MEN: Do not ever begin a conversation with these words. These, or, “Promise me you won’t get mad… but…” Seriously. Never. If you knew the kind of crazy that resides in our brains and you could see the millions of directions our thoughts go upon hearing this… you’d think twice. But I digress.
“I don’t mean to scare you, but I recently had a girl in here with your exact symptoms. She was taking the same medication you are (which is known for causing clotting). We did a chest x-ray; nothing showed up. Then she had a pulmonary embolism.”
“I am faxing the Cape hospital right now. I want you to go straight there, be examined by an ER doctor, and have a CT done immediately.”
I couldn’t even really react. I just nodded, we walked to the car, a couple of tears slipped out, and we were on our way.
Blood was drawn, chest x-ray was done. The ER doctor said all the tests with my bloodwork came back normal! “Except one.” What the HECK does THAT mean? So he ordered a CT.
Amusing side note: when they inject saline solution into your IV, you can taste it in your mouth. Did you know that? I did not. It was hilarious and weird. And when they inject contrast dye into your IV, you can taste the disgusting metal, your body is drowned in a wave of HOTNESS (preview of what menopause shall be like, I assume) and then you feel like you just urinated yourself. CHARMING!
Five hours in the ER later, I have acute bronchitis and asthma, folks. Asthma at 27. With George’s ginger genes, our four-eyed-ness, and our allergies/possible asthma, there is just no hope our children will ever be cool. Ever. We might as well teach them to enjoy swirlies when they’re toddlers.
So, yeah. We went to a concert. It was super fun. The end!
November 1, 2009 9 Comments
George and I found this ridiculous deal on eBay: pay less than half the retail price of Guitar Hero World Tour and get free shipping for the FULL game with all the instruments, brand new. Caveat: the box is slightly worn. Seriously? We’d been getting kind of annoyingly addicted to Rock Band III playing at Willie’s and were a little sick of playing the same songs over and over and over and over and over and over and over and over and over and over (I think you get the point) again, so we decided to click the little “Buy it now!” icon.
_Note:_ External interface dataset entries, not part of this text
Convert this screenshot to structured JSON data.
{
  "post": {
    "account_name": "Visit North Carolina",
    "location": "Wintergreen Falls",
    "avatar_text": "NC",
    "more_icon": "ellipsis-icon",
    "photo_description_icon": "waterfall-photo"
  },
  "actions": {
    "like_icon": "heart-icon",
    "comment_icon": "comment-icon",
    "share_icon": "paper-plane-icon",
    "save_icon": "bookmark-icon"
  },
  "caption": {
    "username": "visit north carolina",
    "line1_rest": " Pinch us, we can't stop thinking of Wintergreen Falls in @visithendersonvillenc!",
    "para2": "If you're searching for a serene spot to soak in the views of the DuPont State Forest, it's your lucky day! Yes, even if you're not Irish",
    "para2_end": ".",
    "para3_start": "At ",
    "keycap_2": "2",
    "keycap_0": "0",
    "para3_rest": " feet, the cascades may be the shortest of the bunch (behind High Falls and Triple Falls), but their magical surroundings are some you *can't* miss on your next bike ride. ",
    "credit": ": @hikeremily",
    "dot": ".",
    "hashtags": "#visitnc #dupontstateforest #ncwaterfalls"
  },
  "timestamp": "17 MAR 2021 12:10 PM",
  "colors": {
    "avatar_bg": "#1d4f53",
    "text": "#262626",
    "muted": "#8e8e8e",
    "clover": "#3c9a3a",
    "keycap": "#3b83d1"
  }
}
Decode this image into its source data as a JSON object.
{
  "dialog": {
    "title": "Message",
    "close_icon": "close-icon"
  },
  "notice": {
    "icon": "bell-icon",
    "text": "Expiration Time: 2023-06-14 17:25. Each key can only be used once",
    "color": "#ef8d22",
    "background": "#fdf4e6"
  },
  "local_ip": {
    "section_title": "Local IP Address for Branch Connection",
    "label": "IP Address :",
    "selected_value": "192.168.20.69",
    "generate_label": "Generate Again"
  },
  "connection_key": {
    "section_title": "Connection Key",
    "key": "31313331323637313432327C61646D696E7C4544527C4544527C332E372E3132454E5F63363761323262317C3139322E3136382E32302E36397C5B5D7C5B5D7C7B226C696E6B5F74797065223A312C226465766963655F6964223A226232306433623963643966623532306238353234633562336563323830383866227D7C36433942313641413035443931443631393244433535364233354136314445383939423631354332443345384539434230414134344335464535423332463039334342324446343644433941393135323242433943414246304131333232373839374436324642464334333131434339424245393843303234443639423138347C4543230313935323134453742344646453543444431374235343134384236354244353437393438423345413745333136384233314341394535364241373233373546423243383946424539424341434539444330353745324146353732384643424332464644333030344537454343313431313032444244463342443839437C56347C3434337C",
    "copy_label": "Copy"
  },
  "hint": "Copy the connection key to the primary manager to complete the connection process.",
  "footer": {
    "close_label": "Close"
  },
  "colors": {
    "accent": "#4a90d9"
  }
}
The package arrived yesterday in the afternoon. We create our characters and get to playing. First, let me just say. Easy guitar, Guitar Hero? EASY?! The “easy” mode on GH is equivalent to the “medium” on RB and it’s RIDICULOUS. I’m a beginner and I was going crazy-all-over-the-place. I must admit that I do now love the guitar more than ever before.
And second… BITE ME, GH. On RB I am always our singer, and on “medium” and “hard” I can give you performances in the high 90s and a couple of 100 percents here and there. On “medium” on GH? 88-93. SERIOUSLY?! Why do you kill my wannabe-rockstar ego, GH? Why, oh why?
Third: if you really like a video game and think you might waste too much time on it, my advice is DO NOT PURCHASE IT. Completely obsessed. My (social) life is over. And seriously? I played for like five minutes today and neighborhood kids kept riding their bikes past the window watching me tilt the guitar to get my star power as I played all by my lonesome and I kept thinking how fab it’d be to invite them over to play because then I could get SO MUCH MORE MONEY for each gig and then I realized, uh, that would be creepy because I am way-too-old-and-still-childless to invite neighborhood kids to my house.
So, um, anyone wanna come over and “jam”?
P.S. George just said, “Yeah, we should totally invite the neighborhood kids to play. It wouldn’t be creepy if first we went over and met their parents.” Yes. “Hi, Mr. and Mrs. So-and-so. I am here to introduce myself. No, not to socialize with you… to socialize with YOUR CHILD.” That’d go over well!
April 24, 2009 5 Comments